-- Exercise data follows --

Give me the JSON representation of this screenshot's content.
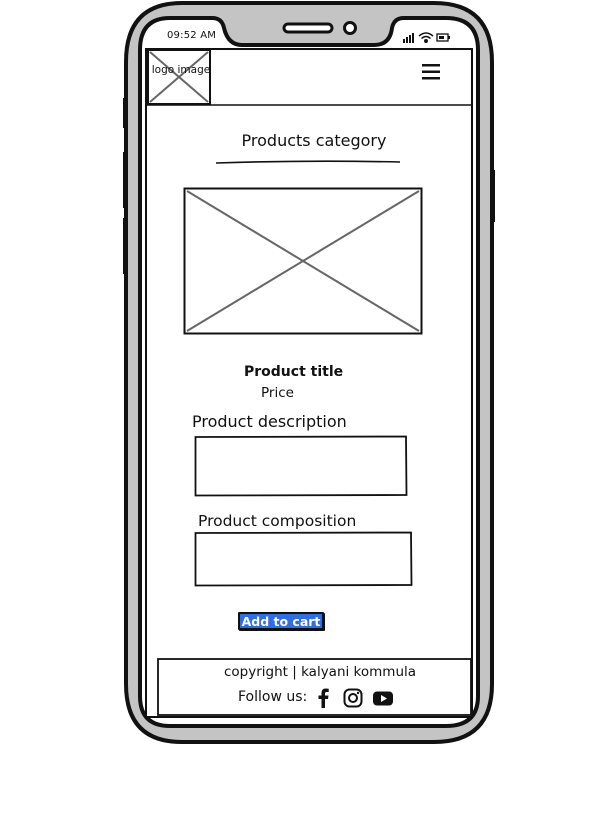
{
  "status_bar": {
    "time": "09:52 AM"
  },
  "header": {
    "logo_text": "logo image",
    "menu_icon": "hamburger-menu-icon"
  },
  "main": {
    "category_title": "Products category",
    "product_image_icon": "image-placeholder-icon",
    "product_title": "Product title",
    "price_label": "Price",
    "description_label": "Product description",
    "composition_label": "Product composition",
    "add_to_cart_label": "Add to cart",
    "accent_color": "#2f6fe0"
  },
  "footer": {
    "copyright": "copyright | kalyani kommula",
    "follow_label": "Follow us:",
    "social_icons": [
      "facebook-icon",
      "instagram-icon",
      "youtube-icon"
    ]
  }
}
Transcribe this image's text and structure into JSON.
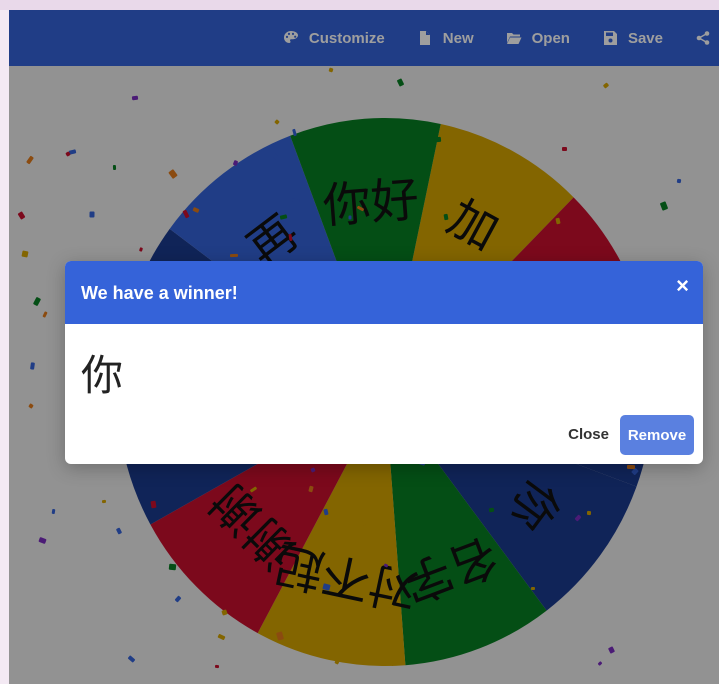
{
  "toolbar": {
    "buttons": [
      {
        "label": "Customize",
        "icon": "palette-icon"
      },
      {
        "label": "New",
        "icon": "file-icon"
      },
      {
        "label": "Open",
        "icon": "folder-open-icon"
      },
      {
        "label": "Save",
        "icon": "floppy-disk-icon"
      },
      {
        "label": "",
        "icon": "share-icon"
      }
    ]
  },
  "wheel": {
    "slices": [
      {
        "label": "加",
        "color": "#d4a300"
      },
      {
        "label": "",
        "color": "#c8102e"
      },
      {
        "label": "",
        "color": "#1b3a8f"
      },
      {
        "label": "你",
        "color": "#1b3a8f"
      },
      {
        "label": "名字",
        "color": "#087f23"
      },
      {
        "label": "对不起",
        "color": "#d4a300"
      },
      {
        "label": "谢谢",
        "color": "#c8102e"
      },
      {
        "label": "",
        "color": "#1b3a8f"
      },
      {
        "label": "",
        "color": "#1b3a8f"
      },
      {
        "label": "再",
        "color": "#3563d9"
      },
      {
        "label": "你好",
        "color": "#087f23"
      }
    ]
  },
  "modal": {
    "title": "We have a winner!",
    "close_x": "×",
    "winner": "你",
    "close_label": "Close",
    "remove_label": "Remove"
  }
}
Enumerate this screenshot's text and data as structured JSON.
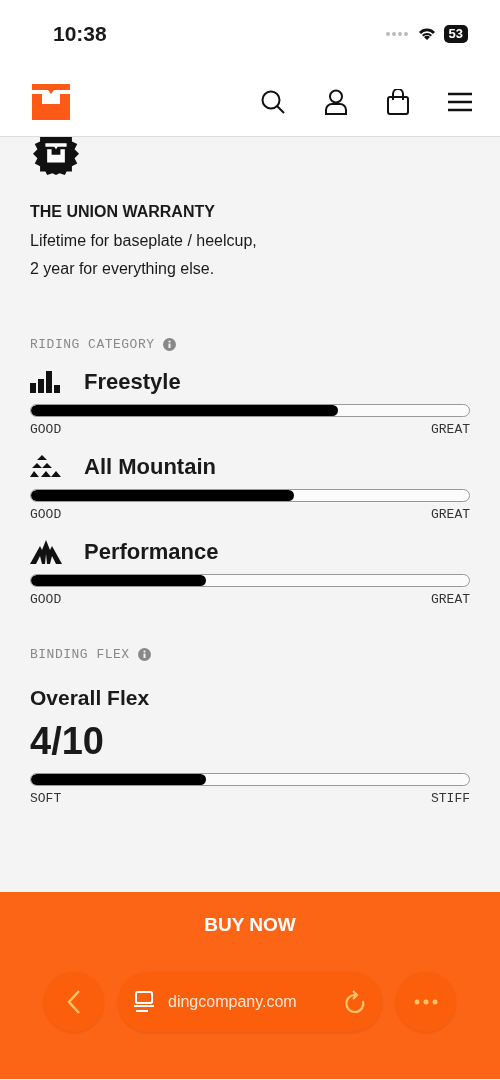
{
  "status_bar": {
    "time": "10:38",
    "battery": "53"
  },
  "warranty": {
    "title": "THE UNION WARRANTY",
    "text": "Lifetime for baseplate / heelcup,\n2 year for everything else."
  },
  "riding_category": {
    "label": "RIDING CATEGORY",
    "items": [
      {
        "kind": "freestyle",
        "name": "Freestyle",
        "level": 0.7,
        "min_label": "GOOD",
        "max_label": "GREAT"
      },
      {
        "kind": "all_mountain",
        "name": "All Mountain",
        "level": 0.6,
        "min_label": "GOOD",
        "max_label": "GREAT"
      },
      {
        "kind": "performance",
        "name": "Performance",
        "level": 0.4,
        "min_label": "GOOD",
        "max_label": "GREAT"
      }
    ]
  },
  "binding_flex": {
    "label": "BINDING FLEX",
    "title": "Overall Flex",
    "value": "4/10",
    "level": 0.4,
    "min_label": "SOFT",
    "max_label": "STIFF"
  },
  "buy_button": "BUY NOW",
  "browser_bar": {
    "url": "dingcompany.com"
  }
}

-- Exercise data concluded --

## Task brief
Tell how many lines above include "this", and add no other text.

## Answer section
3